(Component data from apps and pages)
===============
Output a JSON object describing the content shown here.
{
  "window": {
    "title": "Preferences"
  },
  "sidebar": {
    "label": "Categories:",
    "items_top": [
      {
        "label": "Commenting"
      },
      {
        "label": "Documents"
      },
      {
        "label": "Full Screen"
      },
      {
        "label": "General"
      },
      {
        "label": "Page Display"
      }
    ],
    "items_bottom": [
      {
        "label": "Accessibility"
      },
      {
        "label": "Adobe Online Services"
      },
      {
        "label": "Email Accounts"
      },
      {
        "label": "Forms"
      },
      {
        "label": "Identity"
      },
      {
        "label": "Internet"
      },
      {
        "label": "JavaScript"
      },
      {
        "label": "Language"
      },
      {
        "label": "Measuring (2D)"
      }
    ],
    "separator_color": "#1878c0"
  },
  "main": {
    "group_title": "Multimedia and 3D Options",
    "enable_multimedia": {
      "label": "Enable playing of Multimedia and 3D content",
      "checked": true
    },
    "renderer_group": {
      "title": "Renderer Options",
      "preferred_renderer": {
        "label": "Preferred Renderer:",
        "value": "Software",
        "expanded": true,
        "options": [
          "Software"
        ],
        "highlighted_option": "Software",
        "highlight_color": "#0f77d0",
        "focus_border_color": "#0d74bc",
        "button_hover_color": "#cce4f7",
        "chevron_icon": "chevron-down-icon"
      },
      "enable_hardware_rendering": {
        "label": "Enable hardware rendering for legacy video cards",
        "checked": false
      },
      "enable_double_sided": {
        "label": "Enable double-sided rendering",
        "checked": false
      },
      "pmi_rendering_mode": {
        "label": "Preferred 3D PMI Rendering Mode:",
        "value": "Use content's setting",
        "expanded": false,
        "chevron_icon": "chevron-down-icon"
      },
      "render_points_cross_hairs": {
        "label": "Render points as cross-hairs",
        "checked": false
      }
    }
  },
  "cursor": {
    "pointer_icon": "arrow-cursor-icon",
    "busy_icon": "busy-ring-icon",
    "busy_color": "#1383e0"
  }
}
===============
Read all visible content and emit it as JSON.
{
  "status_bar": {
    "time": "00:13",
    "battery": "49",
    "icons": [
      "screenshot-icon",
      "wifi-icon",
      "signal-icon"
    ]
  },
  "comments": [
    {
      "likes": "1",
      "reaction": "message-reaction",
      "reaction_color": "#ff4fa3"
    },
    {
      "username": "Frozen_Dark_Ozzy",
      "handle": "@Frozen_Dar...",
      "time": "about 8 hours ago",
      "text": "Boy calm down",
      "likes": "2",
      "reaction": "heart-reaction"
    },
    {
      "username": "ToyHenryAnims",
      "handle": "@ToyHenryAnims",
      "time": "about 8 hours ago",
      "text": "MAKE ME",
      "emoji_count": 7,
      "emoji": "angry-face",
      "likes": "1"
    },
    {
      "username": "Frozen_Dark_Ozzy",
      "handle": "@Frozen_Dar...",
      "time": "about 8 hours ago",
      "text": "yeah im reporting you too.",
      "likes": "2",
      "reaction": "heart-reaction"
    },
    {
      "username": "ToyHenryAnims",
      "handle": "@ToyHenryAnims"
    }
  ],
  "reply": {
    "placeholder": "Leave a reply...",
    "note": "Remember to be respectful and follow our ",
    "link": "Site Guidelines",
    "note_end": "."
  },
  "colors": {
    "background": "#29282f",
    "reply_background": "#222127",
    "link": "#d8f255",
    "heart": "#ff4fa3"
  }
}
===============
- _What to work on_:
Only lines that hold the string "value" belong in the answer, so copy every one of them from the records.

- _Solution to this task_:
        "value": "Software",
        "value": "Use content's setting",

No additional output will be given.